What do they say about familiarity? It breeds contempt, right? Or perhaps more accurately in the wine business, complacency. Last night at our weekly tasting we had four Cabernets priced from $12.99 to $24.99. All were good wines and three of the four were brands I have sold for thirty years, so going into the event I assumed that the new highly recommended one would outshow the old standbys. That was my expectation but you know what they say about assumptions. That wine turned out to be the least of the four and of the other three, the little $12.99 Wente Southern Hills Cabernet Sauvignon, overperformed its station by far. Maybe it's not a $30 value, but if you want to taste textbook Cabernet, try this one.
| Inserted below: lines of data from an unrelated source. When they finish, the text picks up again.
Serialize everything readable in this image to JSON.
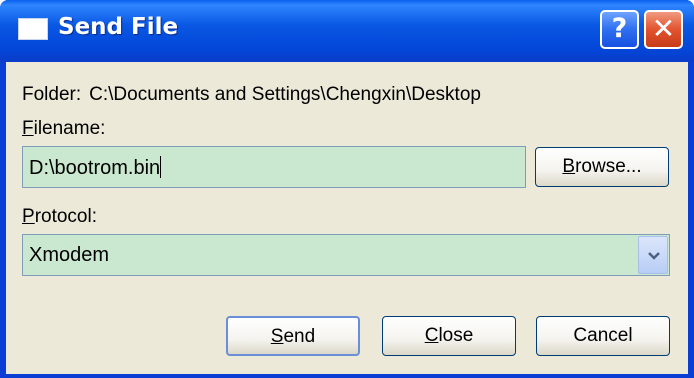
{
  "window": {
    "title": "Send File",
    "help_label": "?",
    "close_label": "✕"
  },
  "folder": {
    "label": "Folder:",
    "path": "C:\\Documents and Settings\\Chengxin\\Desktop"
  },
  "filename": {
    "label_mnemonic": "F",
    "label_rest": "ilename:",
    "value": "D:\\bootrom.bin"
  },
  "browse": {
    "mnemonic": "B",
    "rest": "rowse..."
  },
  "protocol": {
    "label_mnemonic": "P",
    "label_rest": "rotocol:",
    "selected": "Xmodem"
  },
  "buttons": {
    "send_mnemonic": "S",
    "send_rest": "end",
    "close_mnemonic": "C",
    "close_rest": "lose",
    "cancel": "Cancel"
  },
  "colors": {
    "titlebar": "#0a58e4",
    "client_bg": "#ece9d8",
    "field_bg": "#c9e8cf"
  }
}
When I think of Cabernet, I think of structure first. I want a wine with shoulders that tastes like it has intention and demeanor. This one had fourteen months in oak, imparting both the boldness (shoulders) and earthiness (spice, tobacco) that goes a long way toward conveying the kind of attitude I'm talking about. Also when talking about Cabernet, complex fruit flavors are prerequisite and this one was brimming with cherries, berries, and plums, and I mean more than one type of each. This one's fruity nature makes it a nice cocktail for cab lovers but its structure and balance makes it more than just another fruit bomb. Needless to say, as a red meat accompaniment, it'll do just fine.
Wente, by the way, is the oldest California winery by most acceptable measurements. Charles Wetmore planted his Bordeaux cuttings in Livermore Valley a hundred thirty years ago. Today UC Davis calls those cuttings Cabernet Clones #7 and #8 and those berries seem quite content residing in the four hundred acre Wente Cabernet vineyard in Livermore. Five generations of Wentes have farmed their still family-owned estate elevating it to top thirty American wine company status. Not bad for a family-owned enterprise.
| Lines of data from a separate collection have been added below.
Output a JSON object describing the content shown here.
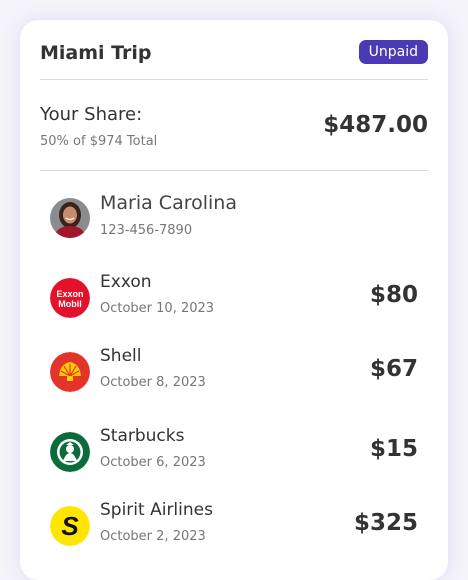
{
  "trip": {
    "title": "Miami Trip",
    "status": "Unpaid",
    "status_color": "#4b3ab5"
  },
  "share": {
    "label": "Your Share:",
    "subtitle": "50% of $974 Total",
    "amount": "$487.00"
  },
  "person": {
    "name": "Maria Carolina",
    "phone": "123-456-7890"
  },
  "transactions": [
    {
      "merchant": "Exxon",
      "date": "October 10, 2023",
      "amount": "$80",
      "logo": "exxon-mobil-logo",
      "logo_text_1": "Exxon",
      "logo_text_2": "Mobil",
      "color": "#e3122a"
    },
    {
      "merchant": "Shell",
      "date": "October 8, 2023",
      "amount": "$67",
      "logo": "shell-logo",
      "color": "#e3342a"
    },
    {
      "merchant": "Starbucks",
      "date": "October 6, 2023",
      "amount": "$15",
      "logo": "starbucks-logo",
      "color": "#0b6b3a"
    },
    {
      "merchant": "Spirit Airlines",
      "date": "October 2, 2023",
      "amount": "$325",
      "logo": "spirit-airlines-logo",
      "logo_text": "S",
      "color": "#ffe600"
    }
  ]
}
Familiarity in cheese appreciation can be problematic too. For the past month we have been selling Austrian Moosbacher Swiss, which when first cut into seemed to be just another Swiss, so lacking in distinction it could even be domestic. Because the cost was reasonable and the flavors moderate, we served it repeatedly at tastings and I gradually took a liking to the cheese. When I finally realized that the annoying familiarity I felt with Moosbacher had to do with mediocre Baby Swiss, I was able to get past the bias and give the cheese a real chance. It doesn't hurt that our cheeses tend to sit out on the cutting table for elongated periods warming to just the right temperature.
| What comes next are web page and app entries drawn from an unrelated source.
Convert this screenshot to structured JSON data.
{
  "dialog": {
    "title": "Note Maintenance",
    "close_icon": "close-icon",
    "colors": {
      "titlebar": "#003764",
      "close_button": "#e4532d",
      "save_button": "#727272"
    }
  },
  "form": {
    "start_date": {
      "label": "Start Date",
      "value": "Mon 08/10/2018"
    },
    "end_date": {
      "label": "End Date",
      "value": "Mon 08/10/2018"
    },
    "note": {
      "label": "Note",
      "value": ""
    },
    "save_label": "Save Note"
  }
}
Moosbacher seems to be a combination of Emmentaler and Gouda and to a lesser extent, Appenzeller, and Gruyere. As a Swiss it is smooth, semi-firm, nutty, sweet and fruity, and creamy in the mouth. Moosbacher comes in an eighteen pound burlap wrapped wheel. It is a cow's milk cheese and as I'm writing this, I'm wondering if it may have improved in the deli over the past month. Stranger things have happened in this strange wine and cheese business and familiarity has a role to play in all of it. In this case though, my expectations were limited and it was the cheese that improved on me!
As always Friday is tasting night here at the store so join us on the 9th when we will taste a French Pinot Noir, Italian Montepulciano, more California Cabernets, and I don't know what else but it'll be fun. Nouveau Beaujolais day is the 15th so get those orders in as well as the holiday gift basket orders and do you want to know who introduced the Chardonnay grape to California? Wente, naturally.